WHAT YOU HAVE TO DO => For every record below, repeat the text exactly and pass over any image.

App and web page records:
◇ ◇ ◇ ◇

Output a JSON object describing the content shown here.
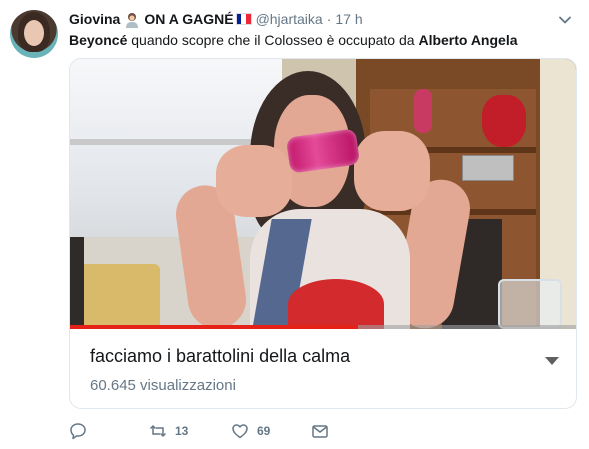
{
  "tweet": {
    "display_name": "Giovina",
    "display_name_suffix": "ON A GAGNÉ",
    "handle": "@hjartaika",
    "separator": "·",
    "time": "17 h",
    "text": {
      "part1_bold": "Beyoncé",
      "part2": " quando scopre che il Colosseo è occupato da ",
      "part3_bold": "Alberto Angela"
    }
  },
  "card": {
    "title": "facciamo i barattolini della calma",
    "views": "60.645 visualizzazioni",
    "progress_fraction": 0.57
  },
  "actions": {
    "reply_icon": "reply-icon",
    "retweet_count": "13",
    "like_count": "69",
    "dm_icon": "envelope-icon"
  },
  "colors": {
    "accent": "#1da1f2",
    "muted": "#657786",
    "progress": "#e62117",
    "flag": [
      "#002395",
      "#ffffff",
      "#ed2939"
    ]
  }
}
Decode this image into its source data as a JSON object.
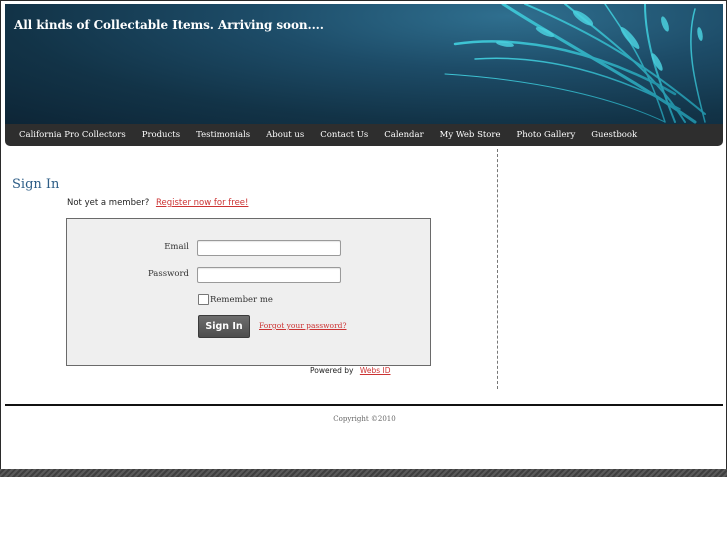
{
  "header": {
    "title": "All kinds of Collectable Items. Arriving soon...."
  },
  "nav": {
    "items": [
      "California Pro Collectors",
      "Products",
      "Testimonials",
      "About us",
      "Contact Us",
      "Calendar",
      "My Web Store",
      "Photo Gallery",
      "Guestbook"
    ]
  },
  "signin": {
    "title": "Sign In",
    "not_member_text": "Not yet a member?",
    "register_link": "Register now for free!",
    "email_label": "Email",
    "email_value": "",
    "password_label": "Password",
    "password_value": "",
    "remember_label": "Remember me",
    "remember_checked": false,
    "button_label": "Sign In",
    "forgot_link": "Forgot your password?"
  },
  "powered": {
    "text": "Powered by",
    "link": "Webs ID"
  },
  "footer": {
    "copyright": "Copyright ©2010"
  },
  "colors": {
    "header_dark": "#123347",
    "nav_bg": "#2e2e2e",
    "link": "#cc3333",
    "title": "#2d5d86",
    "form_bg": "#efefef"
  }
}
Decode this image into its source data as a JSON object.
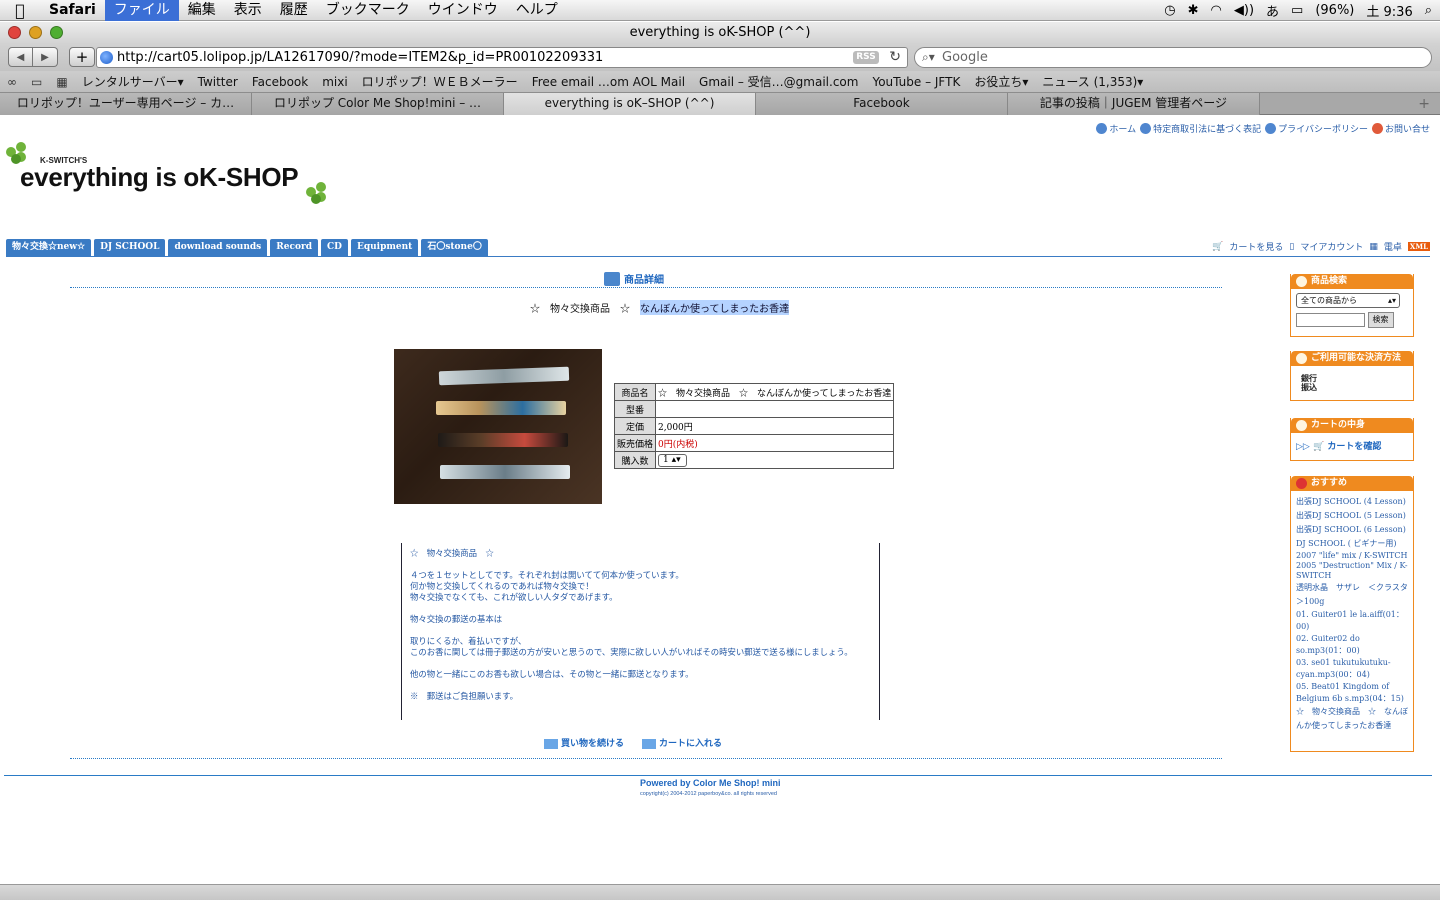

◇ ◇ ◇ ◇

REPLY =>
Output a JSON object describing the content shown here.
{
  "tweet": {
    "display_name": "Giovina",
    "display_name_suffix": "ON A GAGNÉ",
    "handle": "@hjartaika",
    "separator": "·",
    "time": "17 h",
    "text": {
      "part1_bold": "Beyoncé",
      "part2": " quando scopre che il Colosseo è occupato da ",
      "part3_bold": "Alberto Angela"
    }
  },
  "card": {
    "title": "facciamo i barattolini della calma",
    "views": "60.645 visualizzazioni",
    "progress_fraction": 0.57
  },
  "actions": {
    "reply_icon": "reply-icon",
    "retweet_count": "13",
    "like_count": "69",
    "dm_icon": "envelope-icon"
  },
  "colors": {
    "accent": "#1da1f2",
    "muted": "#657786",
    "progress": "#e62117",
    "flag": [
      "#002395",
      "#ffffff",
      "#ed2939"
    ]
  }
}
Decode this image into its source data as a JSON object.
{
  "header": {
    "title": "All kinds of Collectable Items. Arriving soon...."
  },
  "nav": {
    "items": [
      "California Pro Collectors",
      "Products",
      "Testimonials",
      "About us",
      "Contact Us",
      "Calendar",
      "My Web Store",
      "Photo Gallery",
      "Guestbook"
    ]
  },
  "signin": {
    "title": "Sign In",
    "not_member_text": "Not yet a member?",
    "register_link": "Register now for free!",
    "email_label": "Email",
    "email_value": "",
    "password_label": "Password",
    "password_value": "",
    "remember_label": "Remember me",
    "remember_checked": false,
    "button_label": "Sign In",
    "forgot_link": "Forgot your password?"
  },
  "powered": {
    "text": "Powered by",
    "link": "Webs ID"
  },
  "footer": {
    "copyright": "Copyright ©2010"
  },
  "colors": {
    "header_dark": "#123347",
    "nav_bg": "#2e2e2e",
    "link": "#cc3333",
    "title": "#2d5d86",
    "form_bg": "#efefef"
  }
}
Decode this image into its source data as a JSON object.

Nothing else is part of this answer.